Go For an English is a personal account of English food and is not intended to be a comprehensive guide to the food of England. It is not an encyclopedia or a history of English food so you're bound to find many things that I've left out because I ran out of time or because I couldn't find reliable sources on the subject.

I hope to expand the site as time goes on so I will be covering many new topics. In particular, I want to publish a series of interviews with English food producers but all that, of course, takes time.

why write about English and not British food?

Great Britain is made up of three countries - England, Scotland and Wales. If you add Northern Ireland to Britain you get the United Kingdom (UK).

The Scottish, Welsh and Irish are rightly proud of their own history and culture so it would be inappropriate of me to say I was writing about British food when I am really concentrating on English food.

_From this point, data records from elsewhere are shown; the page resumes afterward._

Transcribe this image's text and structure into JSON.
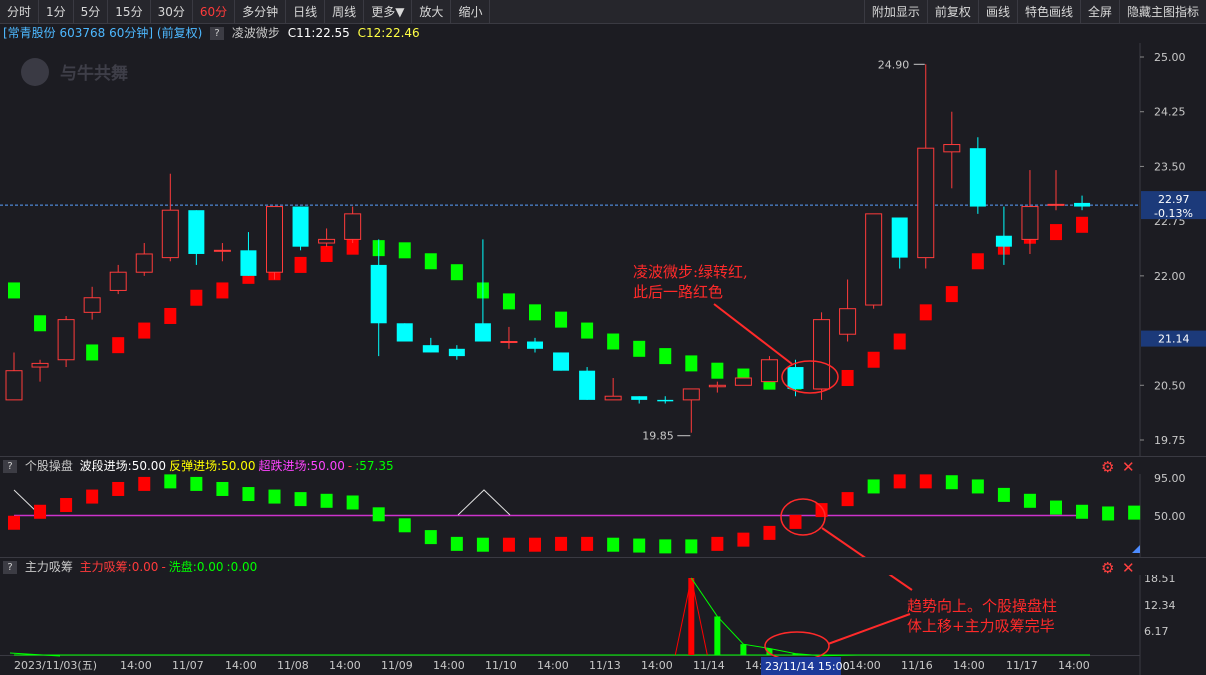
{
  "toolbar": {
    "left": [
      "分时",
      "1分",
      "5分",
      "15分",
      "30分",
      "60分",
      "多分钟",
      "日线",
      "周线",
      "更多▼",
      "放大",
      "缩小"
    ],
    "active": "60分",
    "right": [
      "附加显示",
      "前复权",
      "画线",
      "特色画线",
      "全屏",
      "隐藏主图指标"
    ]
  },
  "info": {
    "stock": "[常青股份 603768 60分钟] (前复权)",
    "indicator": "凌波微步",
    "c1": "C11:22.55",
    "c2": "C12:22.46"
  },
  "watermark": "与牛共舞",
  "colors": {
    "up": "#ff3b3b",
    "down": "#00ffff",
    "green": "#00ff00",
    "red": "#ff0000",
    "magenta": "#cc33cc",
    "annotation": "#ff2a2a",
    "price_line": "#5aa0ff"
  },
  "main_axis": {
    "ticks": [
      "25.00",
      "24.25",
      "23.50",
      "22.00",
      "20.50",
      "19.75"
    ],
    "tick_values": [
      25.0,
      24.25,
      23.5,
      22.0,
      20.5,
      19.75
    ],
    "overlapped_tick": "22.75",
    "current_price": "22.97",
    "current_change": "-0.13%",
    "line_price": "21.14"
  },
  "max_label": "24.90",
  "min_label": "19.85",
  "panel2": {
    "title": "个股操盘",
    "items": [
      {
        "text": "波段进场:50.00",
        "color": "#ffffff"
      },
      {
        "text": "反弹进场:50.00",
        "color": "#ffff00"
      },
      {
        "text": "超跌进场:50.00",
        "color": "#ff44ff"
      },
      {
        "text": "-",
        "color": "#ff3b3b"
      },
      {
        "text": ":57.35",
        "color": "#00ff00"
      }
    ],
    "ticks": [
      "95.00",
      "50.00"
    ]
  },
  "panel3": {
    "title": "主力吸筹",
    "items": [
      {
        "text": "主力吸筹:0.00",
        "color": "#ff3b3b"
      },
      {
        "text": "-",
        "color": "#ff3b3b"
      },
      {
        "text": "洗盘:0.00",
        "color": "#00ff00"
      },
      {
        "text": ":0.00",
        "color": "#00ff00"
      }
    ],
    "ticks": [
      "18.51",
      "12.34",
      "6.17"
    ]
  },
  "dates": [
    "2023/11/03(五)",
    "14:00",
    "11/07",
    "14:00",
    "11/08",
    "14:00",
    "11/09",
    "14:00",
    "11/10",
    "14:00",
    "11/13",
    "14:00",
    "11/14",
    "14:00",
    "11/15",
    "14:00",
    "11/16",
    "14:00",
    "11/17",
    "14:00"
  ],
  "cursor_date": "23/11/14 15:00",
  "annotations": {
    "a1_line1": "凌波微步:绿转红,",
    "a1_line2": "此后一路红色",
    "a2_line1": "趋势向上。个股操盘柱",
    "a2_line2": "体上移+主力吸筹完毕"
  },
  "chart_data": {
    "type": "candlestick",
    "candles": [
      {
        "o": 20.3,
        "h": 20.95,
        "l": 20.3,
        "c": 20.7
      },
      {
        "o": 20.75,
        "h": 20.85,
        "l": 20.55,
        "c": 20.8
      },
      {
        "o": 20.85,
        "h": 21.45,
        "l": 20.75,
        "c": 21.4
      },
      {
        "o": 21.5,
        "h": 21.85,
        "l": 21.4,
        "c": 21.7
      },
      {
        "o": 21.8,
        "h": 22.15,
        "l": 21.75,
        "c": 22.05
      },
      {
        "o": 22.05,
        "h": 22.45,
        "l": 22.0,
        "c": 22.3
      },
      {
        "o": 22.25,
        "h": 23.4,
        "l": 22.2,
        "c": 22.9
      },
      {
        "o": 22.9,
        "h": 22.9,
        "l": 22.15,
        "c": 22.3
      },
      {
        "o": 22.35,
        "h": 22.45,
        "l": 22.2,
        "c": 22.35
      },
      {
        "o": 22.35,
        "h": 22.6,
        "l": 22.0,
        "c": 22.0
      },
      {
        "o": 22.05,
        "h": 22.95,
        "l": 21.95,
        "c": 22.95
      },
      {
        "o": 22.95,
        "h": 22.95,
        "l": 22.35,
        "c": 22.4
      },
      {
        "o": 22.45,
        "h": 22.65,
        "l": 22.4,
        "c": 22.5
      },
      {
        "o": 22.5,
        "h": 22.95,
        "l": 22.45,
        "c": 22.85
      },
      {
        "o": 22.15,
        "h": 22.5,
        "l": 20.9,
        "c": 21.35
      },
      {
        "o": 21.35,
        "h": 21.35,
        "l": 21.1,
        "c": 21.1
      },
      {
        "o": 21.05,
        "h": 21.15,
        "l": 20.95,
        "c": 20.95
      },
      {
        "o": 21.0,
        "h": 21.05,
        "l": 20.85,
        "c": 20.9
      },
      {
        "o": 21.35,
        "h": 22.5,
        "l": 21.1,
        "c": 21.1
      },
      {
        "o": 21.1,
        "h": 21.3,
        "l": 21.0,
        "c": 21.1
      },
      {
        "o": 21.1,
        "h": 21.15,
        "l": 20.95,
        "c": 21.0
      },
      {
        "o": 20.95,
        "h": 20.95,
        "l": 20.7,
        "c": 20.7
      },
      {
        "o": 20.7,
        "h": 20.75,
        "l": 20.3,
        "c": 20.3
      },
      {
        "o": 20.3,
        "h": 20.6,
        "l": 20.3,
        "c": 20.35
      },
      {
        "o": 20.35,
        "h": 20.35,
        "l": 20.25,
        "c": 20.3
      },
      {
        "o": 20.3,
        "h": 20.35,
        "l": 20.25,
        "c": 20.28
      },
      {
        "o": 20.3,
        "h": 20.45,
        "l": 19.85,
        "c": 20.45
      },
      {
        "o": 20.48,
        "h": 20.55,
        "l": 20.4,
        "c": 20.5
      },
      {
        "o": 20.5,
        "h": 20.6,
        "l": 20.5,
        "c": 20.6
      },
      {
        "o": 20.55,
        "h": 20.9,
        "l": 20.55,
        "c": 20.85
      },
      {
        "o": 20.75,
        "h": 20.85,
        "l": 20.35,
        "c": 20.45
      },
      {
        "o": 20.45,
        "h": 21.5,
        "l": 20.3,
        "c": 21.4
      },
      {
        "o": 21.2,
        "h": 21.95,
        "l": 21.1,
        "c": 21.55
      },
      {
        "o": 21.6,
        "h": 22.85,
        "l": 21.55,
        "c": 22.85
      },
      {
        "o": 22.8,
        "h": 22.8,
        "l": 22.1,
        "c": 22.25
      },
      {
        "o": 22.25,
        "h": 24.9,
        "l": 22.1,
        "c": 23.75
      },
      {
        "o": 23.7,
        "h": 24.25,
        "l": 23.2,
        "c": 23.8
      },
      {
        "o": 23.75,
        "h": 23.9,
        "l": 22.85,
        "c": 22.95
      },
      {
        "o": 22.55,
        "h": 22.95,
        "l": 22.15,
        "c": 22.4
      },
      {
        "o": 22.5,
        "h": 23.45,
        "l": 22.3,
        "c": 22.95
      },
      {
        "o": 22.98,
        "h": 23.45,
        "l": 22.9,
        "c": 22.98
      },
      {
        "o": 23.0,
        "h": 23.1,
        "l": 22.9,
        "c": 22.95
      }
    ],
    "lbwb": [
      {
        "v": 21.8,
        "c": "g"
      },
      {
        "v": 21.35,
        "c": "g"
      },
      {
        "v": 21.1,
        "c": "g"
      },
      {
        "v": 20.95,
        "c": "g"
      },
      {
        "v": 21.05,
        "c": "r"
      },
      {
        "v": 21.25,
        "c": "r"
      },
      {
        "v": 21.45,
        "c": "r"
      },
      {
        "v": 21.7,
        "c": "r"
      },
      {
        "v": 21.8,
        "c": "r"
      },
      {
        "v": 22.0,
        "c": "r"
      },
      {
        "v": 22.05,
        "c": "r"
      },
      {
        "v": 22.15,
        "c": "r"
      },
      {
        "v": 22.3,
        "c": "r"
      },
      {
        "v": 22.4,
        "c": "r"
      },
      {
        "v": 22.38,
        "c": "g"
      },
      {
        "v": 22.35,
        "c": "g"
      },
      {
        "v": 22.2,
        "c": "g"
      },
      {
        "v": 22.05,
        "c": "g"
      },
      {
        "v": 21.8,
        "c": "g"
      },
      {
        "v": 21.65,
        "c": "g"
      },
      {
        "v": 21.5,
        "c": "g"
      },
      {
        "v": 21.4,
        "c": "g"
      },
      {
        "v": 21.25,
        "c": "g"
      },
      {
        "v": 21.1,
        "c": "g"
      },
      {
        "v": 21.0,
        "c": "g"
      },
      {
        "v": 20.9,
        "c": "g"
      },
      {
        "v": 20.8,
        "c": "g"
      },
      {
        "v": 20.7,
        "c": "g"
      },
      {
        "v": 20.62,
        "c": "g"
      },
      {
        "v": 20.55,
        "c": "g"
      },
      {
        "v": 20.55,
        "c": "g"
      },
      {
        "v": 20.55,
        "c": "r"
      },
      {
        "v": 20.6,
        "c": "r"
      },
      {
        "v": 20.85,
        "c": "r"
      },
      {
        "v": 21.1,
        "c": "r"
      },
      {
        "v": 21.5,
        "c": "r"
      },
      {
        "v": 21.75,
        "c": "r"
      },
      {
        "v": 22.2,
        "c": "r"
      },
      {
        "v": 22.4,
        "c": "r"
      },
      {
        "v": 22.55,
        "c": "r"
      },
      {
        "v": 22.6,
        "c": "r"
      },
      {
        "v": 22.7,
        "c": "r"
      }
    ],
    "ops": [
      {
        "v": 42,
        "c": "r"
      },
      {
        "v": 55,
        "c": "r"
      },
      {
        "v": 63,
        "c": "r"
      },
      {
        "v": 73,
        "c": "r"
      },
      {
        "v": 82,
        "c": "r"
      },
      {
        "v": 88,
        "c": "r"
      },
      {
        "v": 91,
        "c": "g"
      },
      {
        "v": 88,
        "c": "g"
      },
      {
        "v": 82,
        "c": "g"
      },
      {
        "v": 76,
        "c": "g"
      },
      {
        "v": 73,
        "c": "g"
      },
      {
        "v": 70,
        "c": "g"
      },
      {
        "v": 68,
        "c": "g"
      },
      {
        "v": 66,
        "c": "g"
      },
      {
        "v": 52,
        "c": "g"
      },
      {
        "v": 39,
        "c": "g"
      },
      {
        "v": 25,
        "c": "g"
      },
      {
        "v": 17,
        "c": "g"
      },
      {
        "v": 16,
        "c": "g"
      },
      {
        "v": 16,
        "c": "r"
      },
      {
        "v": 16,
        "c": "r"
      },
      {
        "v": 17,
        "c": "r"
      },
      {
        "v": 17,
        "c": "r"
      },
      {
        "v": 16,
        "c": "g"
      },
      {
        "v": 15,
        "c": "g"
      },
      {
        "v": 14,
        "c": "g"
      },
      {
        "v": 14,
        "c": "g"
      },
      {
        "v": 17,
        "c": "r"
      },
      {
        "v": 22,
        "c": "r"
      },
      {
        "v": 30,
        "c": "r"
      },
      {
        "v": 43,
        "c": "r"
      },
      {
        "v": 57,
        "c": "r"
      },
      {
        "v": 70,
        "c": "r"
      },
      {
        "v": 85,
        "c": "g"
      },
      {
        "v": 91,
        "c": "r"
      },
      {
        "v": 91,
        "c": "r"
      },
      {
        "v": 90,
        "c": "g"
      },
      {
        "v": 85,
        "c": "g"
      },
      {
        "v": 75,
        "c": "g"
      },
      {
        "v": 68,
        "c": "g"
      },
      {
        "v": 60,
        "c": "g"
      },
      {
        "v": 55,
        "c": "g"
      },
      {
        "v": 53,
        "c": "g"
      },
      {
        "v": 54,
        "c": "g"
      }
    ],
    "ops_white_line": [
      {
        "i": 0,
        "v": 80
      },
      {
        "i": 1,
        "v": 50
      },
      {
        "i": 17,
        "v": 50
      },
      {
        "i": 18,
        "v": 80
      },
      {
        "i": 19,
        "v": 50
      }
    ],
    "xc_red": [
      {
        "i": 26,
        "v": 18.51
      }
    ],
    "xc_green": [
      {
        "i": 27,
        "v": 9.5
      },
      {
        "i": 28,
        "v": 3.0
      },
      {
        "i": 29,
        "v": 2.0
      },
      {
        "i": 30,
        "v": 0.8
      },
      {
        "i": 31,
        "v": 0.3
      }
    ]
  }
}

Having said that, you will find numerous examples on these pages where products or dishes are universal to the British Isles so what I've written for England would apply just as well to the other countries.

where does the name "go for an English" come from?

The name comes from a BBC comedy series called Goodness Gracious Me. The programme was written and performed by British South Asians and is their take on modern British life.

"Going for an English", from the opening series in 1998, is the title of a sketch where some young, boisterous Indians in Mumbai go out to their favourite English restaurant. The sketch is a parody of young boorish Brits getting drunk and searching out the hottest curry at their local Indian restaurant. The Indians in the sketch go for the mildest thing on the menu and boast to each other about who has ordered the blandest meal.

I chose the name because, as you may know, I also write The Curry House website and wanted to write something new about my own native cuisine. Also, I wanted to try to correct a widely held view in other countries of the world (so cleverly parodied in the Goodness Gracious Me sketch) that English cooking is bland, boring and, frankly, inferior.

If you want to see what I mean you only have to listen to former President of France Jacques Chirac who was overheard talking about the British and saying "One cannot trust people whose cuisine is so bad" . He went on "After Finland, it is the country with the worst food." Ouch! Poor Finland! But is it true? I hope this website will help set the balance straight.

reference books

I used many sources to make sure I got my facts right when writing these pages, but I went back time and time again to the following three books which I can thoroughly recommend:

Traditional Foods of Britain
Laura Mason & Catherine Brown
  a regional inventory of over 400 British foodstuffs which have been produced in one region or town for more than three generations
The Great British Cheese Book
Patrick Rance
  cheese connoisseur Patrick Rance's definitive guide to the regional cheeses of Britain - an essential book for anyone remotely interested in traditionally made food
British Food
Colin Spencer
  1000 years of British food history eloquently and comprehensively written by food historian Colin Spencer

The Curry House Cookery Book